Enough with the protein

Magazine recipes – in fact, a lot of ‘family helpful’ recipes – follow a pattern that seems to disregard all current advice regarding vegetables. This pattern is so deeply entrenched that I still catch myself following it when planning meals that involve other people. It goes like this: begin with protein, add vegetable for flavouring, place on top of starch. Dinner!

There are many people who feel that suggested daily serving amounts for vegetables are hard, or impossible, to achieve. Well, when you’re filling your plate with chicken and pasta, that’s likely to be the case. There’s only so much room to be had, both on the plate and inside of you, so something’s got to give.

It’s hard to quantify how much room one has for a volume of food, but I think we can all agree that reasonable limits on caloric intake are advisable. We also know that an excess of calories leads to weight gain, and a deficit to weight loss. But we often don’t differentiate between caloric sources based on their nutrient density. Ideally, we should be getting most of our calories from the most nutrient dense sources – not from so-called ‘superfoods’* necessarily, but from dark green or brightly coloured vegetables.

Everybody’s needs are different. Right now, I think we commonly get between 1600 and 1800 calories per day (you’ll notice that’s lower than the ‘standard’ 2000 calories listed on nutrition labels), and we’ve kind of hit weight loss stasis. However, since we need an arbitrary number as an example, let’s use 2000.

All foods can be mapped onto a graph that looks like this:



Sources of protein (and fat) are calorie dense, so you could say you’re getting more bang for your buck. But just think about this. A serving size of cooked chicken is 4oz, about the size of a deck of cards, or a standard burger patty (y’know, like a quarter pound). That’s about 165 calories. It’s highest nutrient content is B6 at 30% of your recommended daily intake, then a bit of B12, iron and magnesium. Pretty standard for most meats, with a little variation.

That’s all well and good, but you’re not going to eat 4oz of chicken all on its own. For one thing, it’s not very filling. Just stay with me, though.

Now, let’s get our hands on the same caloric value of dark green veggies. For the sake of neutrality, we’ll go with broccoli. One stalk of broccoli (about 150g) is 50 calories – you’d have to eat three stalks to come close to hitting the same calorie value as chicken. That’s about one pound of broccoli. Way more filling! And for nutrients you get potassium, vitamins A, C, and B6, magnesium, calcium and even a bit of iron.

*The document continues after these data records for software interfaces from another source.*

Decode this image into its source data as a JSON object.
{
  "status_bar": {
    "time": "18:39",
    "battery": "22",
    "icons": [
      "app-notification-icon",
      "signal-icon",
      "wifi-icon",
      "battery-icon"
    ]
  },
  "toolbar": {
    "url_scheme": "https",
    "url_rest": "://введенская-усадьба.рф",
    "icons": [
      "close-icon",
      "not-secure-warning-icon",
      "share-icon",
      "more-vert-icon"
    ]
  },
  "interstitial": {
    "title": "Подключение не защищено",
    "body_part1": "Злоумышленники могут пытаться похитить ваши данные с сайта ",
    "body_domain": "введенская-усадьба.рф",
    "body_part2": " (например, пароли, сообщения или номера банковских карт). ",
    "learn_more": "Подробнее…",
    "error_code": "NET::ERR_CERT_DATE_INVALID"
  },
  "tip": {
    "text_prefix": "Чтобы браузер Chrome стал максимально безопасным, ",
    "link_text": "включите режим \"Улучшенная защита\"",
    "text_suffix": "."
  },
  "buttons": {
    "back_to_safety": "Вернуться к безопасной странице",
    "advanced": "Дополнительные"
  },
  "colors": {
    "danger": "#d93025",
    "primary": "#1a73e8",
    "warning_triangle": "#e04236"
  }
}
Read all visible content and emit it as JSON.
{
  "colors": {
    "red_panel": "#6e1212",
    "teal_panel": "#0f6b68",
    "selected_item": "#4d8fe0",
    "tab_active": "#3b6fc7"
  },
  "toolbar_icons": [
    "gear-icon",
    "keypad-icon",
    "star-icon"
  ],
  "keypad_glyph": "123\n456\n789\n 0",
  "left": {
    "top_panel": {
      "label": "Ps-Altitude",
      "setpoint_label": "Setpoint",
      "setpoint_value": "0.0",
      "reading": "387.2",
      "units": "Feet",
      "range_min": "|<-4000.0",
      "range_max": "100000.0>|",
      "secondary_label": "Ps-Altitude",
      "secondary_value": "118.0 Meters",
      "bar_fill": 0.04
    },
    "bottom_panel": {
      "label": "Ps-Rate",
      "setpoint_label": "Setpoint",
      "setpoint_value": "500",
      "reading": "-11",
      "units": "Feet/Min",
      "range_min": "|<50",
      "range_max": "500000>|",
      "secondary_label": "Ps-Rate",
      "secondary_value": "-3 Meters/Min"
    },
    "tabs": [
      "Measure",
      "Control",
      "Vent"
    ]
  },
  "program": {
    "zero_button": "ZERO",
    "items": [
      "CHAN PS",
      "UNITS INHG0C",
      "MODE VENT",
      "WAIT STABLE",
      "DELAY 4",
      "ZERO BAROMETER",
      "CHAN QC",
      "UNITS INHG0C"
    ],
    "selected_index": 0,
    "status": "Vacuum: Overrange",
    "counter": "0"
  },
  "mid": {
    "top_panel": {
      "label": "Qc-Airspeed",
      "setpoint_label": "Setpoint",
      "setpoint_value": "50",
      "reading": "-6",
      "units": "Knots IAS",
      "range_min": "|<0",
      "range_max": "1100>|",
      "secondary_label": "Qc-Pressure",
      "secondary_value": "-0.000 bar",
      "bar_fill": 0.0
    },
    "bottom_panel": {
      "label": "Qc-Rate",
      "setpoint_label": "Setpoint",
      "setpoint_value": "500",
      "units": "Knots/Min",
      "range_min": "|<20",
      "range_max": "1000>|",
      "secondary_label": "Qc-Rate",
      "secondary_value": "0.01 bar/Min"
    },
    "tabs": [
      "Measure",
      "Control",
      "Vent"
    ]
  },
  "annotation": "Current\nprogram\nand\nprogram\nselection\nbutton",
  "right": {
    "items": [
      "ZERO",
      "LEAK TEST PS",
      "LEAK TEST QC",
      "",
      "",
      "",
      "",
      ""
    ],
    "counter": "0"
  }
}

What this demonstrates is that calorie dense foods are not necessarily nutrient dense foods. So complete proteins, like chicken for example, have a greater caloric density than nutrient density. That’s not to say that chicken lacks nutritious content, but that the same calories could be put to better use.

Take that, chicken.

“But Emily!” I hear you cry, “What about complete proteins for our muscles and organs?!”

Well, according to this article on Wikipedia, one can acquire more than adequate amounts of all essential amino acids by eating the equivalent of 2000 calories of baked potato. So, there’s that.

As for sources of ‘complete’ protein, it’s long been suggested that we don’t need to get all our nutrients, all at once, all the time in order to gain benefit from them. This is especially true for the so-called macronutrients of protein, fat and carbohydrate. Protein as a category is made up of 9 ‘essential’ amino acids (meaning we can’t make them, we have to eat them). And these amino acids are in virtually all foods you can name, just not always all together and in differing proportions. That includes vegetables.

This is similar to my bellyaching about a lack of good vegetarian recipes. There are recipes that are vegetarian by virtue of omitting meat, but that are otherwise significantly lacking in the nutrient department (I’m looking at you, vegetarian pasta dinners). There are recipes that are trying their darndest to simulate omnivorous foods for no obvious reason. And there are crunchy-granola hippie food recipes that are a bit too far-out for us normies.

It’s difficult to find a recipe (that isn’t a salad) that puts vegetables on the main stage where they can shine. Perhaps this is because such ‘recipes’ are comparatively easy to improvise for the kinds of people who write recipes, and are therefore unlikely to be written down.

Or just maybe we’re stuck in a collective, pervasive rut that has us thinking of meals in a certain way, which only serves to perpetuate this unhelpful pattern. And don’t misunderstand – I’m not going to advocate that all people everywhere drop animal protein altogether. All I’m saying is that maybe, if there were more tasty and hearty recipes that were mostly (or completely) made of vegetables, some people might sub them in for a midweek meal or two. They’re certainly cheaper, and – at least for me – are filling in a less painful way than meat-heavy meals.

Maybe such recipes have a bit of optional meat for flavour, or could offer a serving suggestion for those who want to include it on their plates.

My point is that most recipes start from the wrong end. If current nutrition guidelines suggest filling 1/2 to 3/4 of your plate with vegetables, it seems a bit silly to keep basing meals around meat.

*That’s a whole other post.